Go through the entries below and retype them exactly, omitting each picture.

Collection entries
__________________________________________________
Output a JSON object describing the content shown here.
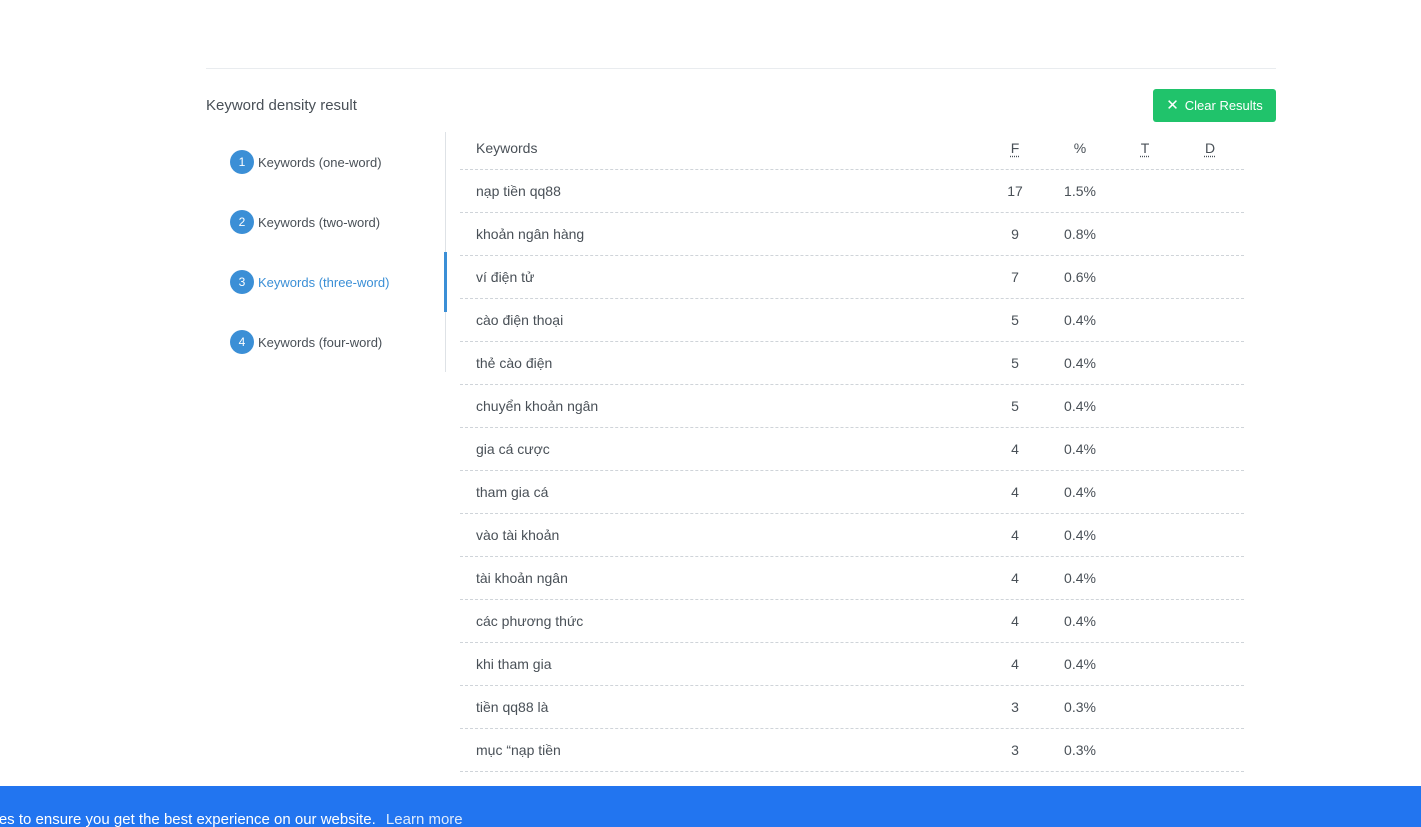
{
  "result": {
    "title": "Keyword density result",
    "clear_label": "Clear Results"
  },
  "tabs": [
    {
      "num": "1",
      "label": "Keywords (one-word)",
      "active": false
    },
    {
      "num": "2",
      "label": "Keywords (two-word)",
      "active": false
    },
    {
      "num": "3",
      "label": "Keywords (three-word)",
      "active": true
    },
    {
      "num": "4",
      "label": "Keywords (four-word)",
      "active": false
    }
  ],
  "table": {
    "headers": {
      "keyword": "Keywords",
      "f": "F",
      "pct": "%",
      "t": "T",
      "d": "D"
    },
    "rows": [
      {
        "keyword": "nạp tiền qq88",
        "f": "17",
        "pct": "1.5%"
      },
      {
        "keyword": "khoản ngân hàng",
        "f": "9",
        "pct": "0.8%"
      },
      {
        "keyword": "ví điện tử",
        "f": "7",
        "pct": "0.6%"
      },
      {
        "keyword": "cào điện thoại",
        "f": "5",
        "pct": "0.4%"
      },
      {
        "keyword": "thẻ cào điện",
        "f": "5",
        "pct": "0.4%"
      },
      {
        "keyword": "chuyển khoản ngân",
        "f": "5",
        "pct": "0.4%"
      },
      {
        "keyword": "gia cá cược",
        "f": "4",
        "pct": "0.4%"
      },
      {
        "keyword": "tham gia cá",
        "f": "4",
        "pct": "0.4%"
      },
      {
        "keyword": "vào tài khoản",
        "f": "4",
        "pct": "0.4%"
      },
      {
        "keyword": "tài khoản ngân",
        "f": "4",
        "pct": "0.4%"
      },
      {
        "keyword": "các phương thức",
        "f": "4",
        "pct": "0.4%"
      },
      {
        "keyword": "khi tham gia",
        "f": "4",
        "pct": "0.4%"
      },
      {
        "keyword": "tiền qq88 là",
        "f": "3",
        "pct": "0.3%"
      },
      {
        "keyword": "mục “nạp tiền",
        "f": "3",
        "pct": "0.3%"
      }
    ]
  },
  "cookie": {
    "text": "kies to ensure you get the best experience on our website.",
    "learn_more": "Learn more"
  },
  "colors": {
    "accent": "#3b8fd6",
    "clear_button": "#20c36b",
    "cookie_bar": "#2275f0"
  }
}
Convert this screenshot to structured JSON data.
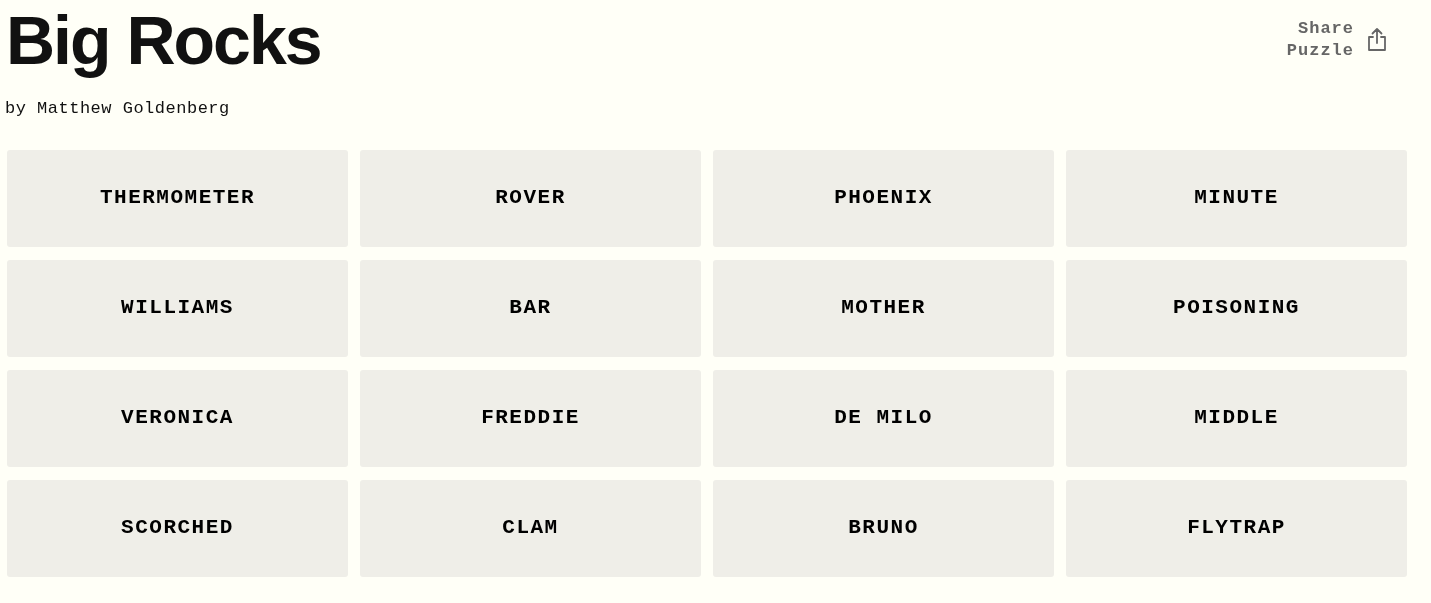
{
  "title": "Big Rocks",
  "byline": "by Matthew Goldenberg",
  "share": {
    "label": "Share Puzzle"
  },
  "tiles": [
    {
      "word": "THERMOMETER"
    },
    {
      "word": "ROVER"
    },
    {
      "word": "PHOENIX"
    },
    {
      "word": "MINUTE"
    },
    {
      "word": "WILLIAMS"
    },
    {
      "word": "BAR"
    },
    {
      "word": "MOTHER"
    },
    {
      "word": "POISONING"
    },
    {
      "word": "VERONICA"
    },
    {
      "word": "FREDDIE"
    },
    {
      "word": "DE MILO"
    },
    {
      "word": "MIDDLE"
    },
    {
      "word": "SCORCHED"
    },
    {
      "word": "CLAM"
    },
    {
      "word": "BRUNO"
    },
    {
      "word": "FLYTRAP"
    }
  ]
}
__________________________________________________
**Problem solution**
Output a JSON object describing the content shown here.
{
  "result": {
    "title": "Keyword density result",
    "clear_label": "Clear Results"
  },
  "tabs": [
    {
      "num": "1",
      "label": "Keywords (one-word)",
      "active": false
    },
    {
      "num": "2",
      "label": "Keywords (two-word)",
      "active": false
    },
    {
      "num": "3",
      "label": "Keywords (three-word)",
      "active": true
    },
    {
      "num": "4",
      "label": "Keywords (four-word)",
      "active": false
    }
  ],
  "table": {
    "headers": {
      "keyword": "Keywords",
      "f": "F",
      "pct": "%",
      "t": "T",
      "d": "D"
    },
    "rows": [
      {
        "keyword": "nạp tiền qq88",
        "f": "17",
        "pct": "1.5%"
      },
      {
        "keyword": "khoản ngân hàng",
        "f": "9",
        "pct": "0.8%"
      },
      {
        "keyword": "ví điện tử",
        "f": "7",
        "pct": "0.6%"
      },
      {
        "keyword": "cào điện thoại",
        "f": "5",
        "pct": "0.4%"
      },
      {
        "keyword": "thẻ cào điện",
        "f": "5",
        "pct": "0.4%"
      },
      {
        "keyword": "chuyển khoản ngân",
        "f": "5",
        "pct": "0.4%"
      },
      {
        "keyword": "gia cá cược",
        "f": "4",
        "pct": "0.4%"
      },
      {
        "keyword": "tham gia cá",
        "f": "4",
        "pct": "0.4%"
      },
      {
        "keyword": "vào tài khoản",
        "f": "4",
        "pct": "0.4%"
      },
      {
        "keyword": "tài khoản ngân",
        "f": "4",
        "pct": "0.4%"
      },
      {
        "keyword": "các phương thức",
        "f": "4",
        "pct": "0.4%"
      },
      {
        "keyword": "khi tham gia",
        "f": "4",
        "pct": "0.4%"
      },
      {
        "keyword": "tiền qq88 là",
        "f": "3",
        "pct": "0.3%"
      },
      {
        "keyword": "mục “nạp tiền",
        "f": "3",
        "pct": "0.3%"
      }
    ]
  },
  "cookie": {
    "text": "kies to ensure you get the best experience on our website.",
    "learn_more": "Learn more"
  },
  "colors": {
    "accent": "#3b8fd6",
    "clear_button": "#20c36b",
    "cookie_bar": "#2275f0"
  }
}
Convert this screenshot to structured JSON data.
{
  "title": "Big Rocks",
  "byline": "by Matthew Goldenberg",
  "share": {
    "label": "Share Puzzle"
  },
  "tiles": [
    {
      "word": "THERMOMETER"
    },
    {
      "word": "ROVER"
    },
    {
      "word": "PHOENIX"
    },
    {
      "word": "MINUTE"
    },
    {
      "word": "WILLIAMS"
    },
    {
      "word": "BAR"
    },
    {
      "word": "MOTHER"
    },
    {
      "word": "POISONING"
    },
    {
      "word": "VERONICA"
    },
    {
      "word": "FREDDIE"
    },
    {
      "word": "DE MILO"
    },
    {
      "word": "MIDDLE"
    },
    {
      "word": "SCORCHED"
    },
    {
      "word": "CLAM"
    },
    {
      "word": "BRUNO"
    },
    {
      "word": "FLYTRAP"
    }
  ]
}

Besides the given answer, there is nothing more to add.